There are no simple and effective ways of removing whipworm eggs from the soil around your house. However, a contaminated environment can infect your dog over and over again. The best way to combat reinfestation is to make sure your dog’s quarters are sunny and dry, since whipworm eggs require moisture. Try to place him in an area of fresh new gravel, pavement or soil.Wagging Tails Pet Sitting & Mobile Grooming Service
Be sure to visit your veterinarian and discuss with them any health concerns you may have about your pet.
Our team of Professional Pet Sitters, Dog Walkers, Mobile Groomers here in Connecticut consist of veterinary technicians, dog trainers, and experience pet caregivers. When you are planning a vacation, a staycation, traveling for work, or have to work a long day away from your pet, hire Wagging Tails Pet Sitting & Mobile Grooming to love your pet when you can’t be there!

Why Dog Grooming Is Very Important For Your Dog’s Health

The phrase “dog grooming” conjures up an image of expensive salons for pets. It’s true that most pets do not need fancy haircuts, expensive baths or oil treatments. But shunning away the idea of dog grooming is akin to handling your pet with shortsightedness. Your pet’s appearance is a mirror to its overall health and wellbeing. Lack of grooming may lead to major health problems. Dog groomers ensure that your dog not only looks good but feels good as well.

Professional Pet Groomers Suggest:shedding shepard

Professional dog groomers suggest basic grooming for eyes, ears, teeth, face, tummy, skin, feet and nails, and coat should be done regularly.

Appropriate eye care entails regular cleansing. Your dog’s eyes should be bright, lustrous and clean. You must ensure that there are no signs of redness or excessive discharge. There is likely to be periodic buildup in the dog’s eye, which must be wiped out with a clean, damp cloth. However, if the discharge is thick or mucous-like, you must consult a veterinarian.

Ear care is also an important aspect of dog grooming. Moisture and dirt buildup inside the pet’s ear is a breeding ground for bacteria. You should trim ear hair and wipe with a clean cloth, thereby ensuring that the ear is kept dry. Any buildup of wax in the ear must be treated immediately, lest an infection sets in. The veterinarian would typically employ a solution to dissolve the ear wax and then cleanse it using a cloth or Q-tip.

Dental hygiene is equally important for your dog as it is for you.

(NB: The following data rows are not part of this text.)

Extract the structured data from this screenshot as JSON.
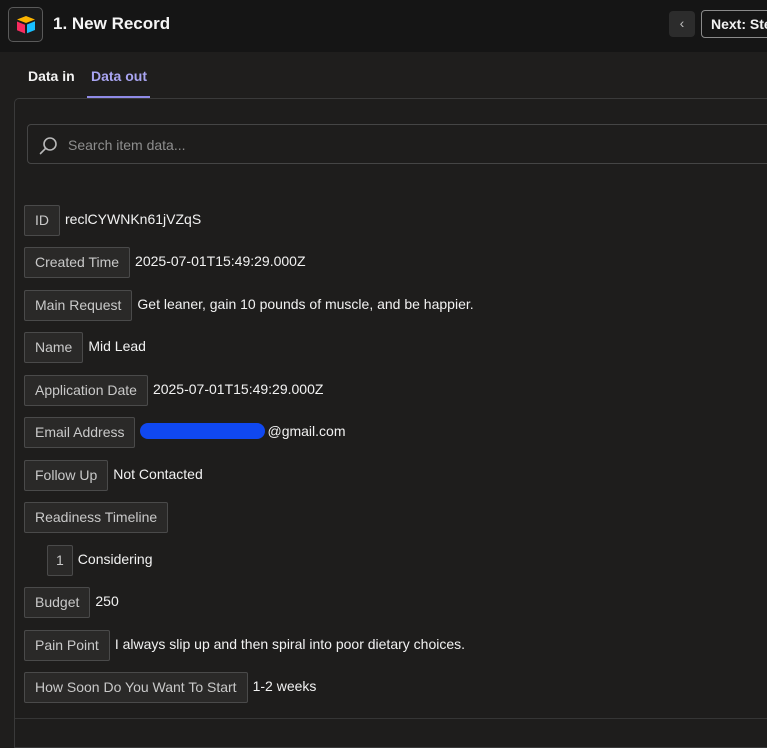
{
  "header": {
    "title": "1. New Record",
    "app_icon": "airtable-logo-icon",
    "back_icon": "chevron-left-icon",
    "next_label": "Next: Ste"
  },
  "tabs": [
    {
      "label": "Data in",
      "active": false
    },
    {
      "label": "Data out",
      "active": true
    }
  ],
  "search": {
    "placeholder": "Search item data...",
    "icon": "search-icon"
  },
  "fields": [
    {
      "key": "ID",
      "value": "reclCYWNKn61jVZqS"
    },
    {
      "key": "Created Time",
      "value": "2025-07-01T15:49:29.000Z"
    },
    {
      "key": "Main Request",
      "value": "Get leaner, gain 10 pounds of muscle, and be happier."
    },
    {
      "key": "Name",
      "value": "Mid Lead"
    },
    {
      "key": "Application Date",
      "value": "2025-07-01T15:49:29.000Z"
    },
    {
      "key": "Email Address",
      "value": "@gmail.com",
      "redacted": true
    },
    {
      "key": "Follow Up",
      "value": "Not Contacted"
    },
    {
      "key": "Readiness Timeline",
      "value": ""
    },
    {
      "key": "1",
      "value": "Considering"
    },
    {
      "key": "Budget",
      "value": "250"
    },
    {
      "key": "Pain Point",
      "value": "I always slip up and then spiral into poor dietary choices."
    },
    {
      "key": "How Soon Do You Want To Start",
      "value": "1-2 weeks"
    }
  ],
  "colors": {
    "accent": "#a9a5f2",
    "background": "#1f1e1d",
    "header_bg": "#151515",
    "redaction": "#1048f0"
  }
}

Plaque and tartar buildup causes gum disease. It is a common misconception that a balanced diet can prevent gum diseases or other teeth related problems. Cleaning the teeth and gums is highly essential for proper dental care. Dog groomers clean a pet’s teeth and gums in order to prevent unnecessary plaque buildup.

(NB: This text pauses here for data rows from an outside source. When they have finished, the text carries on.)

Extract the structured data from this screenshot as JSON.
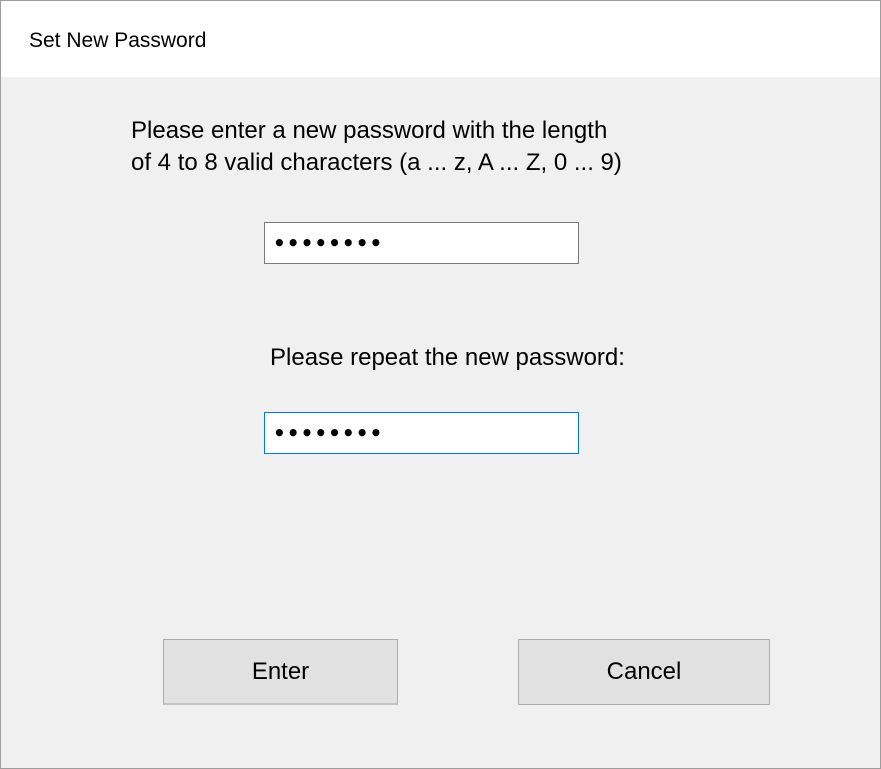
{
  "window": {
    "title": "Set New Password"
  },
  "instructions": {
    "text": "Please enter a new password with the length\nof 4 to 8 valid characters (a ... z, A ... Z, 0 ... 9)"
  },
  "new_password": {
    "masked_value": "••••••••"
  },
  "repeat": {
    "label": "Please repeat the new password:",
    "masked_value": "••••••••"
  },
  "buttons": {
    "enter_label": "Enter",
    "cancel_label": "Cancel"
  },
  "colors": {
    "background": "#f0f0f0",
    "titlebar": "#ffffff",
    "focus_border": "#0078d7",
    "button_face": "#e1e1e1"
  }
}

Mobile Pet Groomers conveniently come to you!van

Dog groomers stress on brushing a dog’s coat on a weekly basis. A thick and matted coat encourages bacterial infection and other diseases of the skin, and hence it is all more necessary to keep your dog’s coat clean. Stroking with a soft brush gets rid of dead hair, dander and dirt.

As every dog groomer would suggest, trim your dog’s nails at least once a month. It is a misconception that long hair between the toes would keep your dog’s feet warm in winters. Instead it would collect dirt and grime, and may encourage infection. Therefore, keep the hair trimmed at all times. Consult with your Veterinarian and Professional Pet Groomer for breed specific clips, ailments and treatment suggestions.

Wagging Tails Pet Sitting & Mobile Grooming Service comes to you in Connecticut! Award winning, state of the art, modern, fully equipped groom salon on wheels for dogs and cats too! Voted THE BEST in Central CT for 10 consecutive years!  www.waggingtails.com  (860) 621-7387 (Pets)wagging tails pet sitter in ct20th anni transparent